Input data Start Marker

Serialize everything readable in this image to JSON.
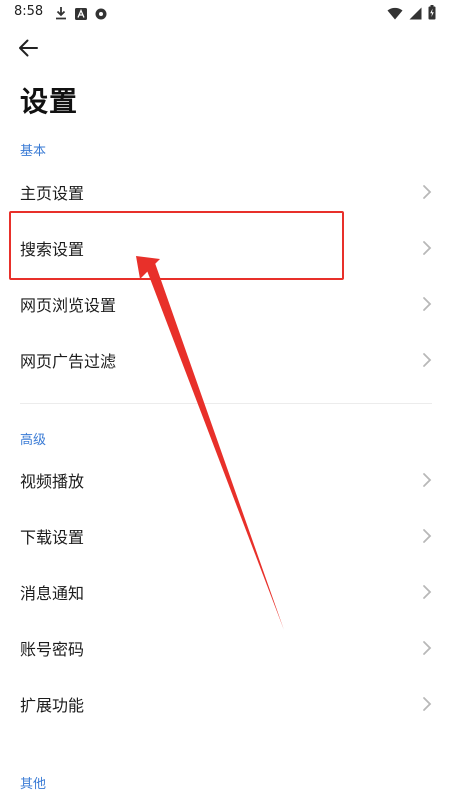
{
  "status_bar": {
    "time": "8:58",
    "left_icons": [
      "download-icon",
      "font-icon",
      "record-icon"
    ],
    "right_icons": [
      "wifi-icon",
      "signal-icon",
      "battery-charging-icon"
    ]
  },
  "header": {
    "back_icon": "arrow-left-icon",
    "title": "设置"
  },
  "sections": {
    "basic": {
      "header": "基本",
      "items": [
        {
          "label": "主页设置"
        },
        {
          "label": "搜索设置",
          "highlighted": true
        },
        {
          "label": "网页浏览设置"
        },
        {
          "label": "网页广告过滤"
        }
      ]
    },
    "advanced": {
      "header": "高级",
      "items": [
        {
          "label": "视频播放"
        },
        {
          "label": "下载设置"
        },
        {
          "label": "消息通知"
        },
        {
          "label": "账号密码"
        },
        {
          "label": "扩展功能"
        }
      ]
    },
    "other": {
      "header": "其他"
    }
  },
  "colors": {
    "section_header": "#3a7bd5",
    "annotation": "#e8302a",
    "chevron": "#b8b8b8"
  }
}
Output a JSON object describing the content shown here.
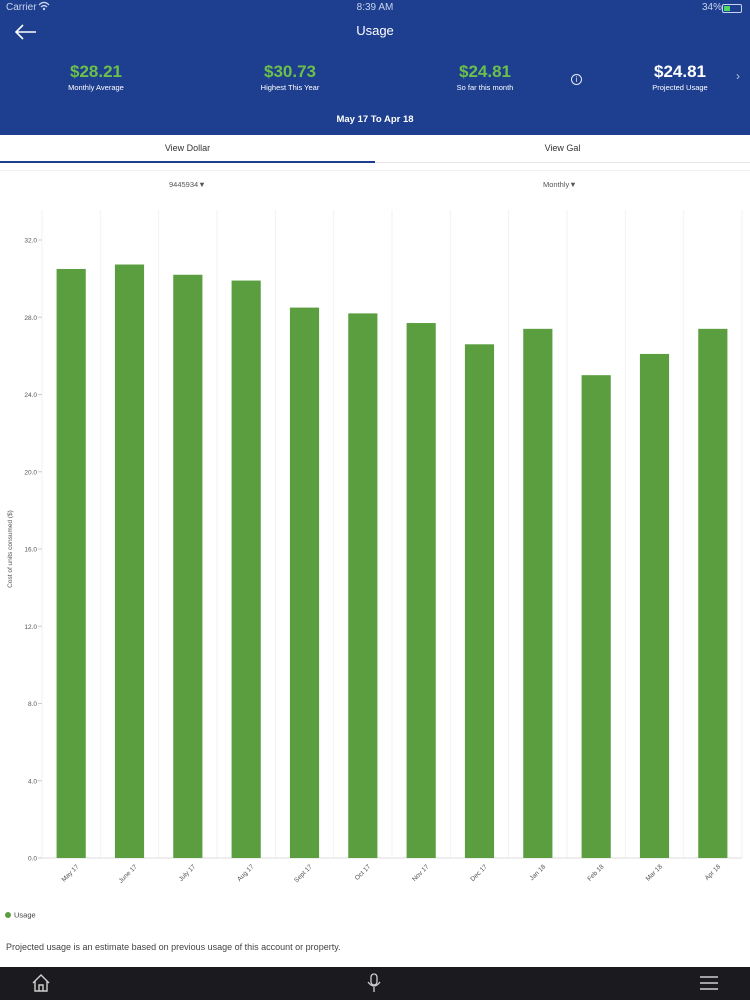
{
  "status_bar": {
    "carrier": "Carrier",
    "time": "8:39 AM",
    "battery": "34%"
  },
  "header": {
    "title": "Usage",
    "stats": [
      {
        "value": "$28.21",
        "label": "Monthly Average"
      },
      {
        "value": "$30.73",
        "label": "Highest This Year"
      },
      {
        "value": "$24.81",
        "label": "So far this month"
      },
      {
        "value": "$24.81",
        "label": "Projected Usage"
      }
    ],
    "date_range": "May 17 To Apr 18"
  },
  "tabs": [
    {
      "label": "View Dollar",
      "active": true
    },
    {
      "label": "View Gal",
      "active": false
    }
  ],
  "filters": {
    "account": "9445934▼",
    "period": "Monthly▼"
  },
  "colors": {
    "header_bg": "#1e3f8f",
    "accent_green": "#6cc04a",
    "bar_green": "#5a9e3f"
  },
  "chart_data": {
    "type": "bar",
    "categories": [
      "May 17",
      "June 17",
      "July 17",
      "Aug 17",
      "Sept 17",
      "Oct 17",
      "Nov 17",
      "Dec 17",
      "Jan 18",
      "Feb 18",
      "Mar 18",
      "Apr 18"
    ],
    "series": [
      {
        "name": "Usage",
        "values": [
          30.5,
          30.73,
          30.2,
          29.9,
          28.5,
          28.2,
          27.7,
          26.6,
          27.4,
          25.0,
          26.1,
          27.4
        ]
      }
    ],
    "ylabel": "Cost of units consumed ($)",
    "yticks": [
      "0.0",
      "4.0",
      "8.0",
      "12.0",
      "16.0",
      "20.0",
      "24.0",
      "28.0",
      "32.0"
    ],
    "ylim": [
      0,
      32
    ],
    "grid": true,
    "legend": "bottom-left"
  },
  "footer_note": "Projected usage is an estimate based on previous usage of this account or property.",
  "bottom_bar": [
    "home-icon",
    "microphone-icon",
    "menu-icon"
  ]
}
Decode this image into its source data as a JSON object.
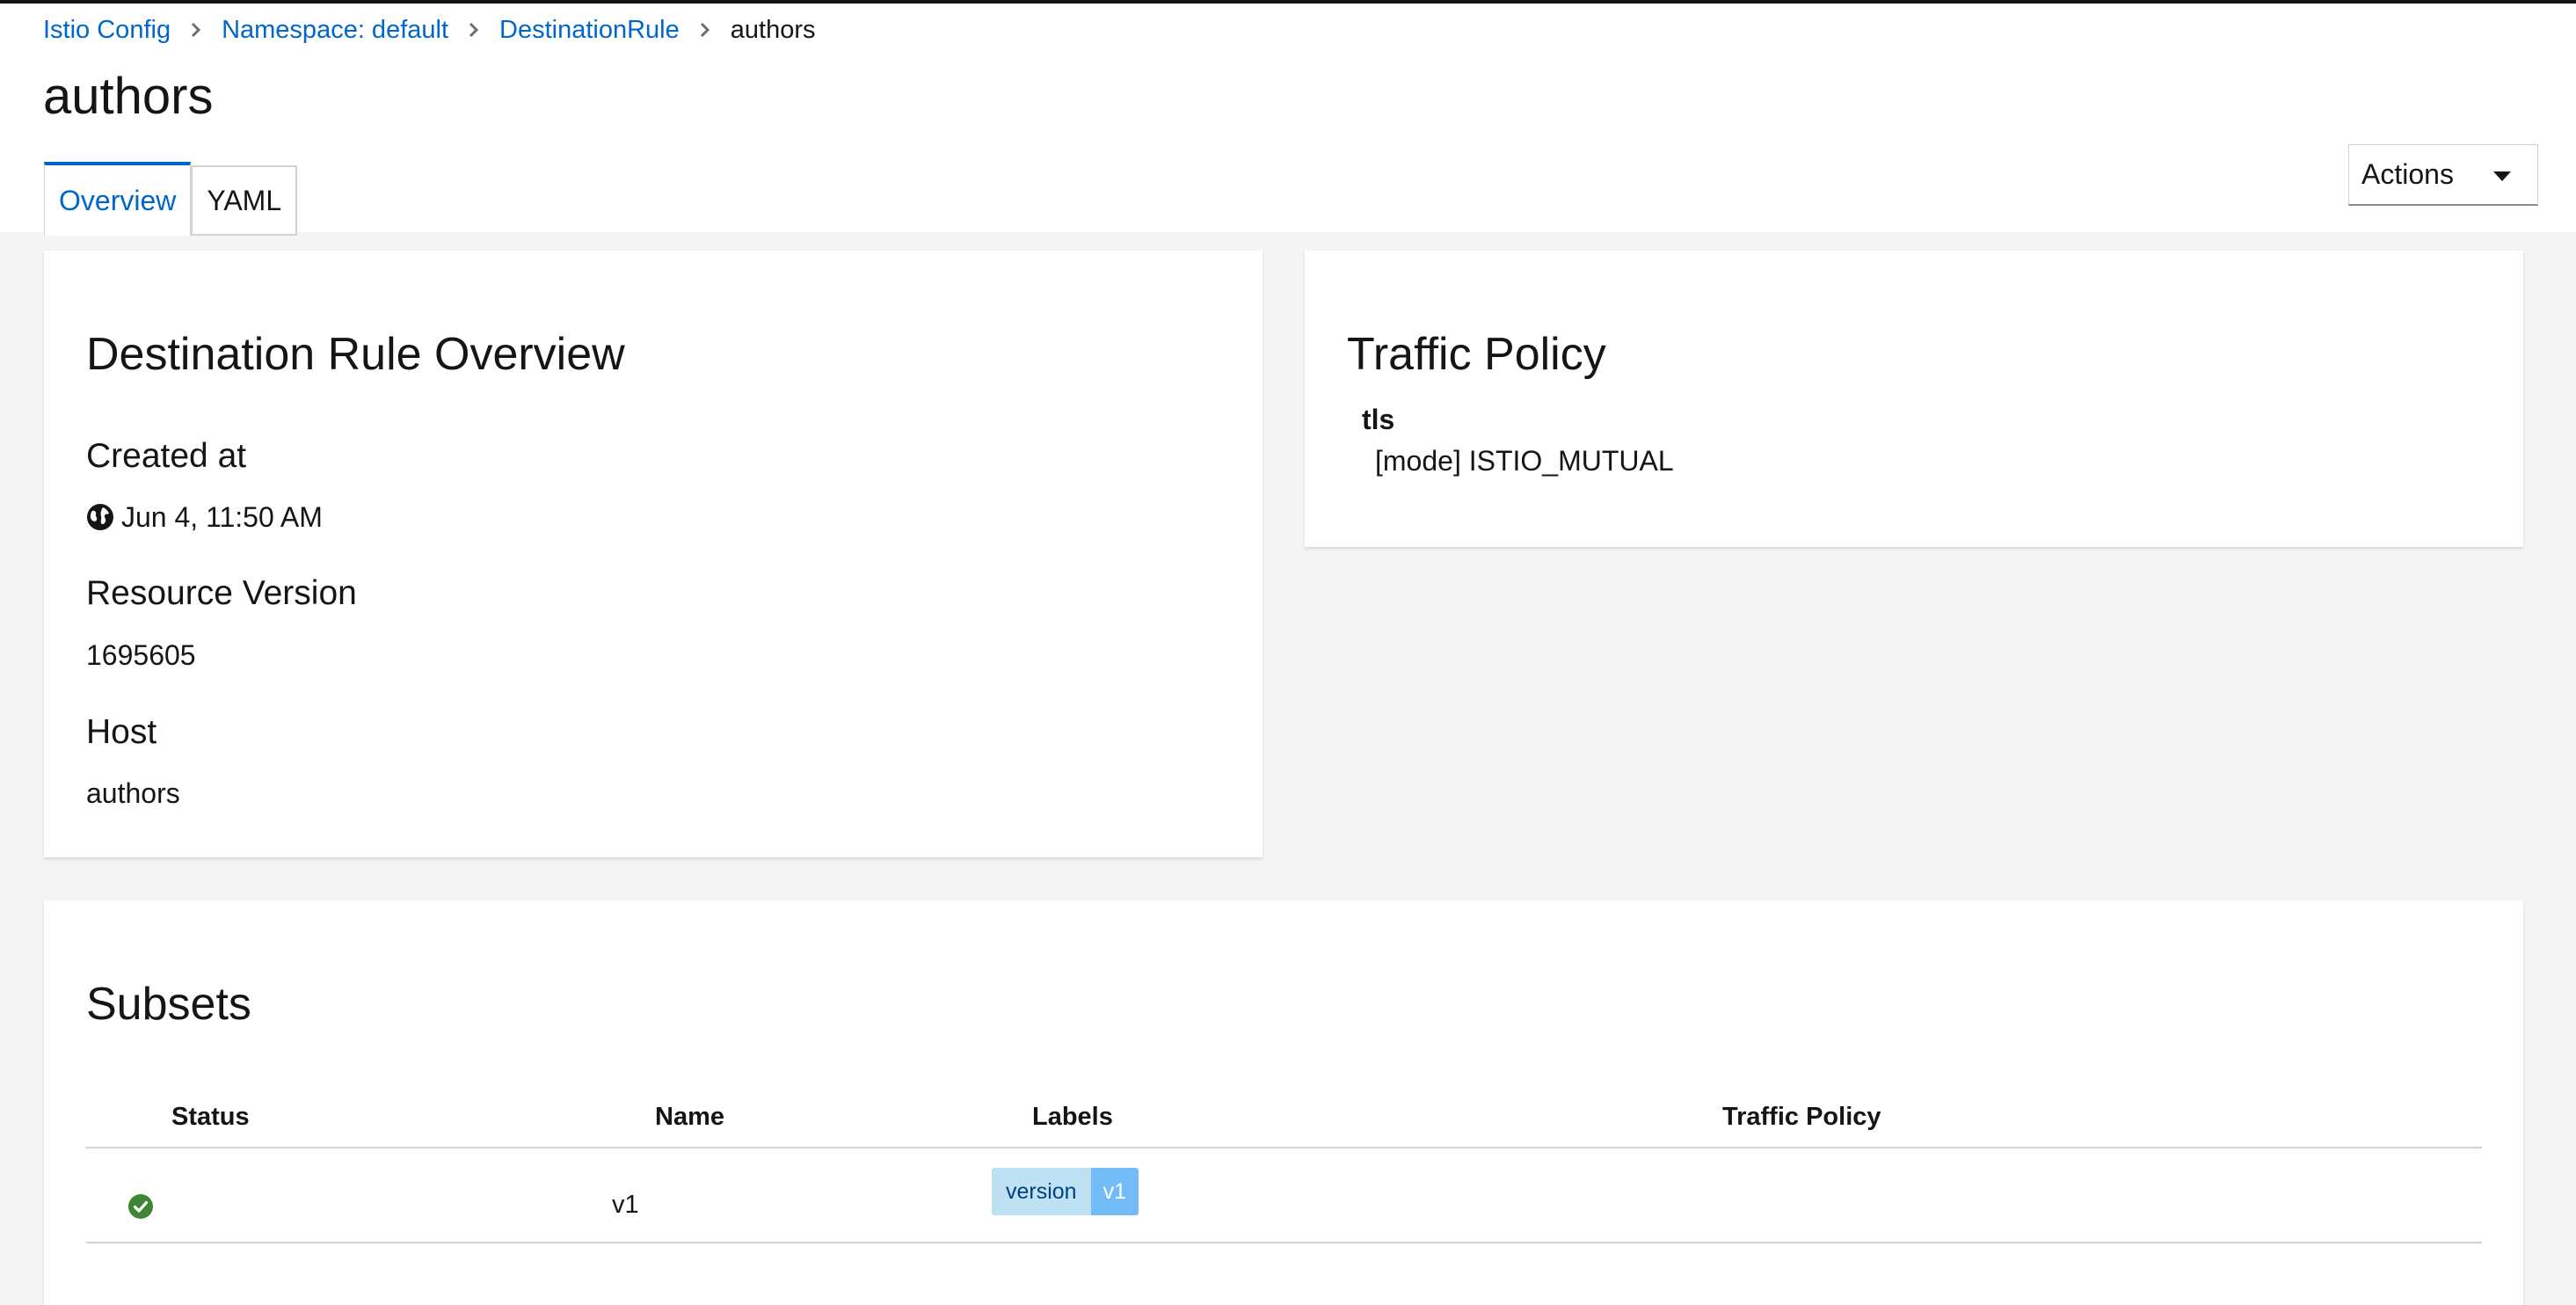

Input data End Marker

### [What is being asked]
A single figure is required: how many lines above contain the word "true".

### [Task answer]
3